- _Work to complete_:
Every line in the following data that has "this" counts toward the total; state that total alone.

Page and application data records
= = =
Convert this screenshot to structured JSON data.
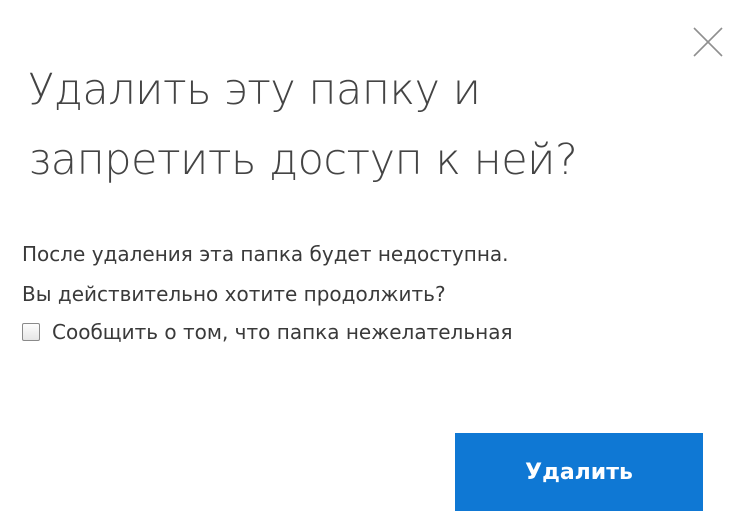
{
  "dialog": {
    "title_lines": [
      "Удалить эту папку и",
      "запретить доступ к ней?"
    ],
    "body_lines": [
      "После удаления эта папка будет недоступна.",
      "Вы действительно хотите продолжить?"
    ],
    "checkbox": {
      "label": "Сообщить о том, что папка нежелательная",
      "checked": false
    },
    "primary_button_label": "Удалить",
    "close_icon": "close-icon"
  },
  "colors": {
    "primary_button": "#0f78d4",
    "title_text": "#444444",
    "body_text": "#3a3a3a",
    "background": "#ffffff"
  }
}
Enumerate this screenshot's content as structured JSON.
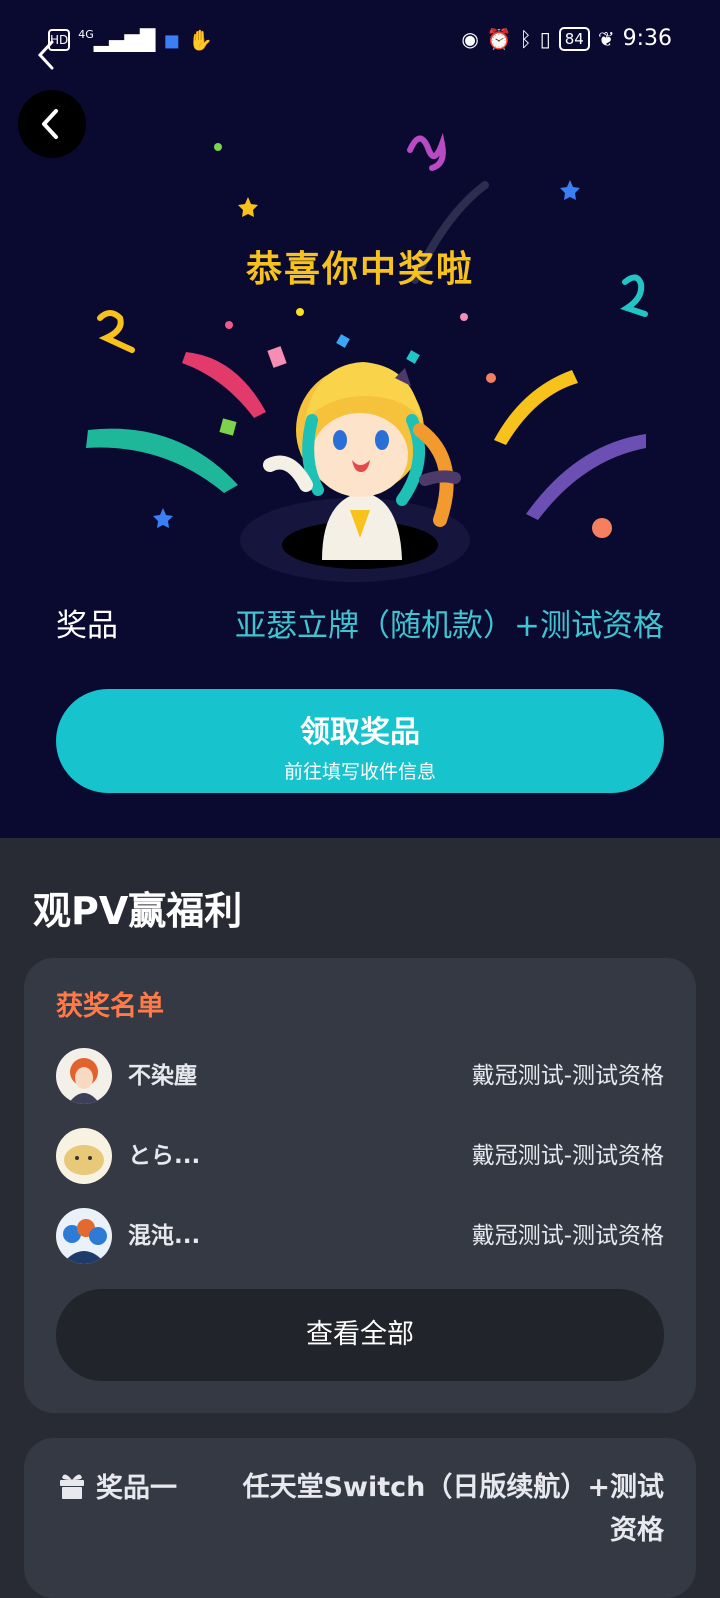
{
  "statusbar": {
    "left_icons": [
      "hd-icon",
      "signal-4g-icon",
      "shield-app-icon",
      "hand-app-icon"
    ],
    "hd_label": "HD",
    "network_label": "4G",
    "right_icons": [
      "eye-icon",
      "alarm-icon",
      "bluetooth-icon",
      "vibrate-icon",
      "battery-icon",
      "leaf-icon"
    ],
    "battery": "84",
    "time": "9:36"
  },
  "hero": {
    "title": "恭喜你中奖啦",
    "prize_label": "奖品",
    "prize_value": "亚瑟立牌（随机款）+测试资格",
    "claim_button": "领取奖品",
    "claim_sub": "前往填写收件信息",
    "colors": {
      "background": "#0a0a31",
      "title": "#f7c21b",
      "accent": "#17c3cd"
    }
  },
  "section": {
    "title": "观PV赢福利"
  },
  "winners": {
    "title": "获奖名单",
    "items": [
      {
        "name": "不染塵",
        "prize": "戴冠测试-测试资格"
      },
      {
        "name": "とら...",
        "prize": "戴冠测试-测试资格"
      },
      {
        "name": "混沌...",
        "prize": "戴冠测试-测试资格"
      }
    ],
    "view_all": "查看全部"
  },
  "prize_one": {
    "label": "奖品一",
    "value": "任天堂Switch（日版续航）+测试资格"
  }
}
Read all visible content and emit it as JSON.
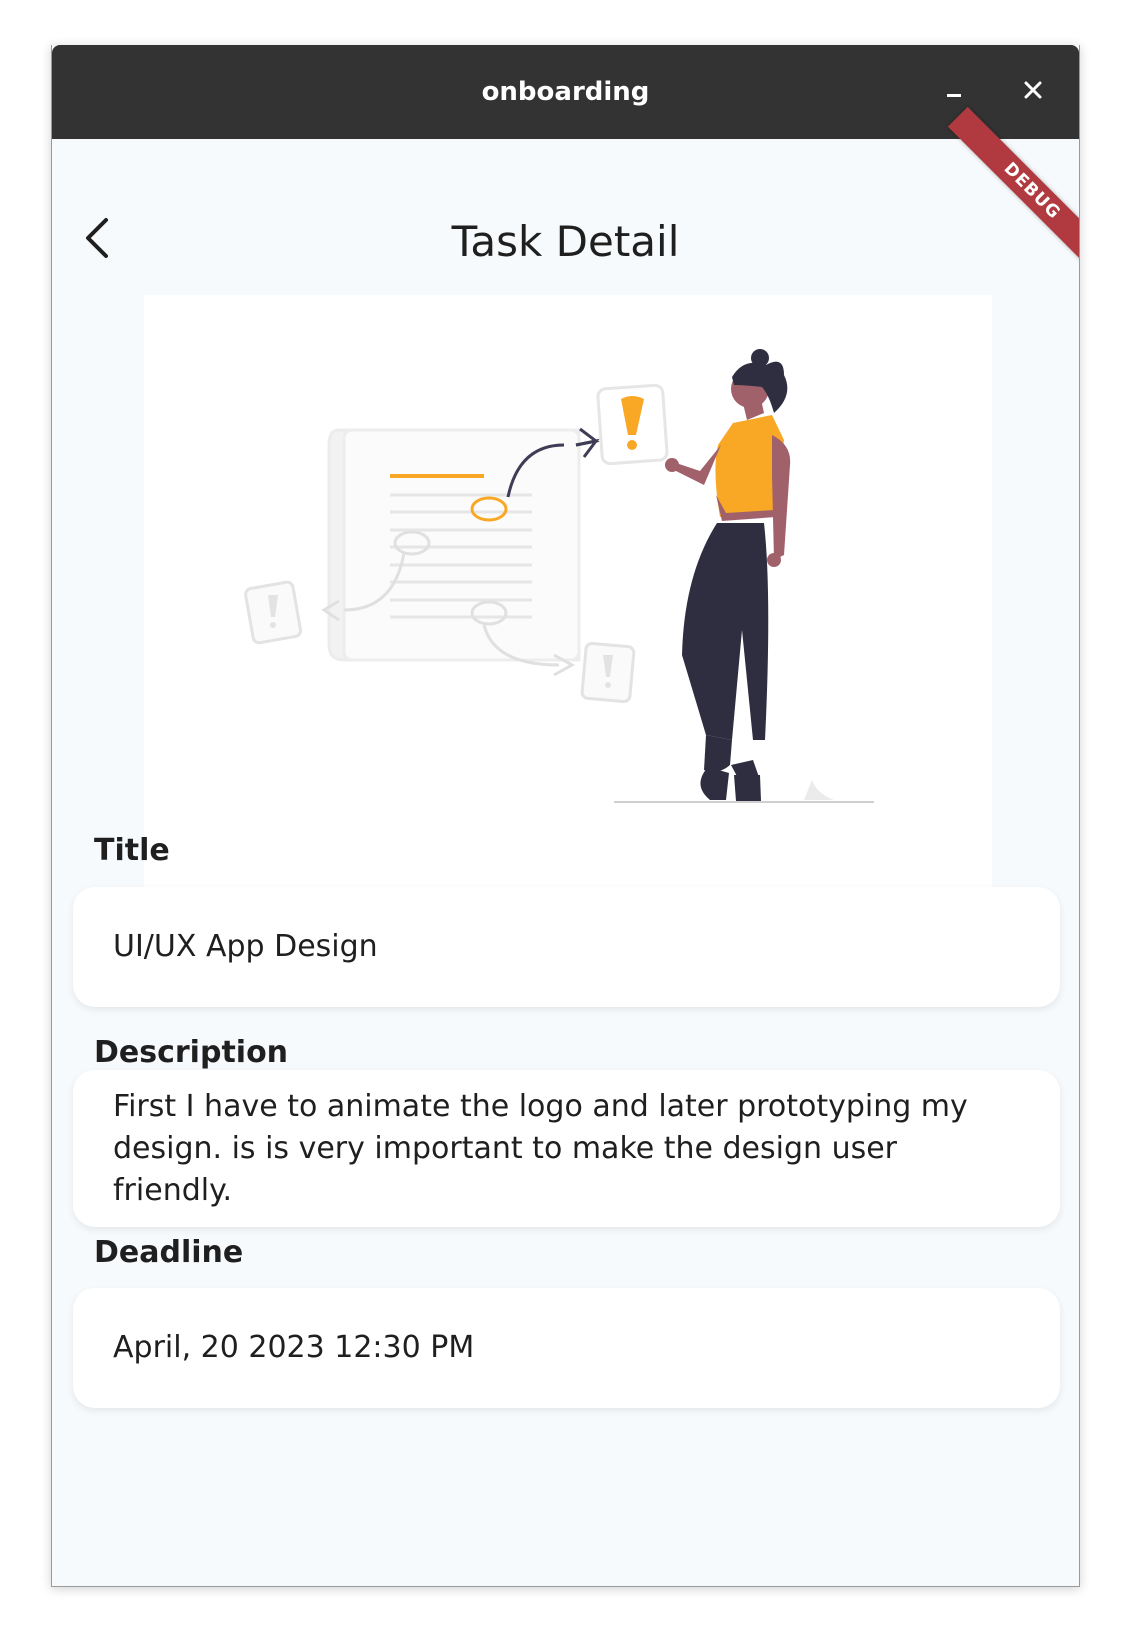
{
  "window": {
    "title": "onboarding",
    "minimize_icon": "minimize-icon",
    "close_icon": "close-icon",
    "debug_banner": "DEBUG"
  },
  "header": {
    "back_icon": "chevron-left-icon",
    "title": "Task Detail"
  },
  "illustration": {
    "name": "task-illustration",
    "accent": "#f9a826",
    "figure_dark": "#2f2e41",
    "skin": "#a0616a"
  },
  "fields": {
    "title_label": "Title",
    "title_value": "UI/UX App Design",
    "description_label": "Description",
    "description_value": "First I have to animate the logo and later prototyping my design. is is very important to make the design user friendly.",
    "deadline_label": "Deadline",
    "deadline_value": "April, 20 2023 12:30 PM"
  },
  "colors": {
    "titlebar": "#333333",
    "background": "#f7fafc",
    "card": "#ffffff",
    "debug_ribbon": "#b03a3f"
  }
}
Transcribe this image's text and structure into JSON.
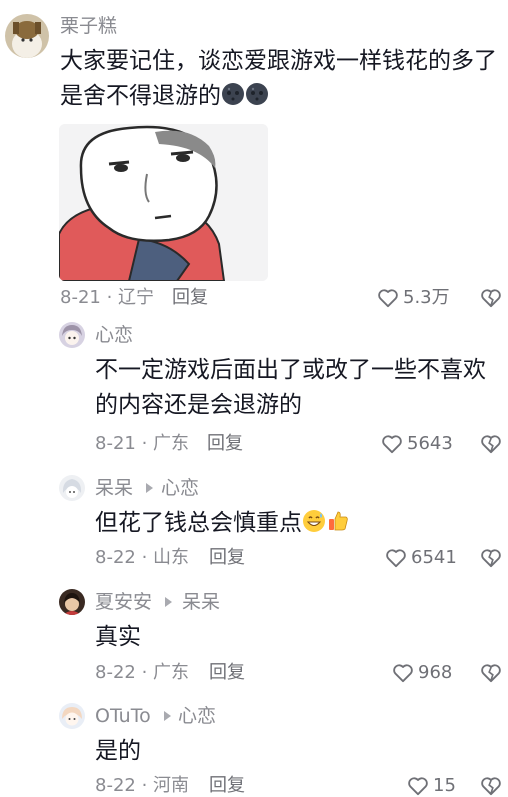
{
  "comments": [
    {
      "username": "栗子糕",
      "text": "大家要记住，谈恋爱跟游戏一样钱花的多了是舍不得退游的",
      "emoji": [
        "dark-moon-emoji",
        "dark-moon-emoji"
      ],
      "date_location": "8-21 · 辽宁",
      "reply_label": "回复",
      "likes": "5.3万",
      "has_sticker": true
    },
    {
      "username": "心恋",
      "text": "不一定游戏后面出了或改了一些不喜欢的内容还是会退游的",
      "date_location": "8-21 · 广东",
      "reply_label": "回复",
      "likes": "5643"
    },
    {
      "username": "呆呆",
      "reply_to": "心恋",
      "text": "但花了钱总会慎重点",
      "emoji": [
        "grinning-sweat-emoji",
        "thumbs-up-emoji"
      ],
      "date_location": "8-22 · 山东",
      "reply_label": "回复",
      "likes": "6541"
    },
    {
      "username": "夏安安",
      "reply_to": "呆呆",
      "text": "真实",
      "date_location": "8-22 · 广东",
      "reply_label": "回复",
      "likes": "968"
    },
    {
      "username": "OTuTo",
      "reply_to": "心恋",
      "text": "是的",
      "date_location": "8-22 · 河南",
      "reply_label": "回复",
      "likes": "15"
    }
  ],
  "colors": {
    "text": "#161823",
    "meta": "#8a8b91",
    "icon": "#6f7076"
  }
}
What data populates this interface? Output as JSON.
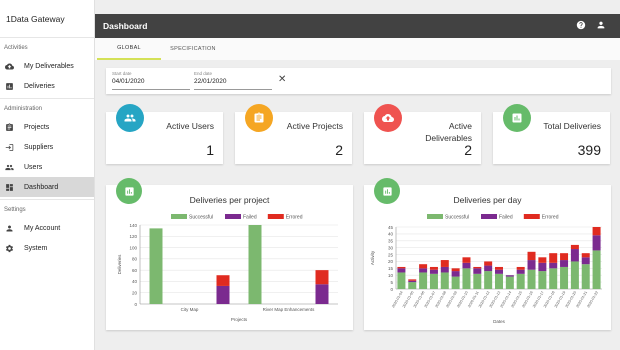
{
  "app": {
    "title": "1Data Gateway"
  },
  "sidebar": {
    "sections": [
      {
        "label": "Activities",
        "items": [
          {
            "label": "My Deliverables",
            "icon": "cloud-upload-icon"
          },
          {
            "label": "Deliveries",
            "icon": "bar-chart-icon"
          }
        ]
      },
      {
        "label": "Administration",
        "items": [
          {
            "label": "Projects",
            "icon": "clipboard-icon"
          },
          {
            "label": "Suppliers",
            "icon": "login-icon"
          },
          {
            "label": "Users",
            "icon": "people-icon"
          },
          {
            "label": "Dashboard",
            "icon": "dashboard-icon",
            "active": true
          }
        ]
      },
      {
        "label": "Settings",
        "items": [
          {
            "label": "My Account",
            "icon": "person-icon"
          },
          {
            "label": "System",
            "icon": "gear-icon"
          }
        ]
      }
    ]
  },
  "header": {
    "title": "Dashboard"
  },
  "tabs": [
    {
      "label": "GLOBAL",
      "active": true
    },
    {
      "label": "SPECIFICATION",
      "active": false
    }
  ],
  "filter": {
    "start": {
      "label": "Start date",
      "value": "04/01/2020"
    },
    "end": {
      "label": "End date",
      "value": "22/01/2020"
    },
    "clear_glyph": "✕"
  },
  "stats": [
    {
      "title": "Active Users",
      "value": "1",
      "color": "#26a5c4",
      "icon": "people-icon"
    },
    {
      "title": "Active Projects",
      "value": "2",
      "color": "#f5a623",
      "icon": "clipboard-icon"
    },
    {
      "title": "Active\nDeliverables",
      "value": "2",
      "color": "#ef5350",
      "icon": "cloud-upload-icon"
    },
    {
      "title": "Total Deliveries",
      "value": "399",
      "color": "#66bb6a",
      "icon": "bar-chart-icon"
    }
  ],
  "colors": {
    "successful": "#7cb86f",
    "failed": "#7b2a8f",
    "errored": "#e02b20",
    "accent": "#d4e157"
  },
  "chart_data": [
    {
      "type": "bar",
      "title": "Deliveries per project",
      "xlabel": "Projects",
      "ylabel": "Deliveries",
      "ylim": [
        0,
        140
      ],
      "yticks": [
        0,
        20,
        40,
        60,
        80,
        100,
        120,
        140
      ],
      "categories": [
        "City Map",
        "River Map Enhancements"
      ],
      "series": [
        {
          "name": "Successful",
          "values": [
            134,
            140
          ]
        },
        {
          "name": "Failed",
          "values": [
            0,
            0
          ]
        },
        {
          "name": "Errored",
          "values": [
            0,
            0
          ]
        },
        {
          "name": "Successful",
          "values": [
            0,
            0
          ]
        },
        {
          "name": "Failed",
          "values": [
            32,
            35
          ]
        },
        {
          "name": "Errored",
          "values": [
            19,
            25
          ]
        }
      ],
      "legend": [
        "Successful",
        "Failed",
        "Errored"
      ],
      "legend_position": "top",
      "grid": true
    },
    {
      "type": "bar",
      "title": "Deliveries per day",
      "xlabel": "Dates",
      "ylabel": "Activity",
      "ylim": [
        0,
        45
      ],
      "yticks": [
        0,
        5,
        10,
        15,
        20,
        25,
        30,
        35,
        40,
        45
      ],
      "categories": [
        "2020-01-04",
        "2020-01-05",
        "2020-01-06",
        "2020-01-07",
        "2020-01-08",
        "2020-01-09",
        "2020-01-10",
        "2020-01-11",
        "2020-01-12",
        "2020-01-13",
        "2020-01-14",
        "2020-01-15",
        "2020-01-16",
        "2020-01-17",
        "2020-01-18",
        "2020-01-19",
        "2020-01-20",
        "2020-01-21",
        "2020-01-22"
      ],
      "series": [
        {
          "name": "Successful",
          "values": [
            12,
            5,
            12,
            11,
            12,
            9,
            15,
            11,
            13,
            11,
            9,
            11,
            14,
            13,
            15,
            16,
            20,
            18,
            28
          ]
        },
        {
          "name": "Failed",
          "values": [
            3,
            1,
            3,
            3,
            4,
            4,
            4,
            4,
            4,
            3,
            1,
            3,
            7,
            6,
            4,
            5,
            9,
            5,
            11
          ]
        },
        {
          "name": "Errored",
          "values": [
            1,
            1,
            3,
            2,
            5,
            2,
            4,
            1,
            3,
            2,
            0,
            2,
            6,
            4,
            7,
            5,
            3,
            3,
            6
          ]
        }
      ],
      "legend": [
        "Successful",
        "Failed",
        "Errored"
      ],
      "legend_position": "top",
      "grid": true
    }
  ]
}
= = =
- _Exercise response_:
4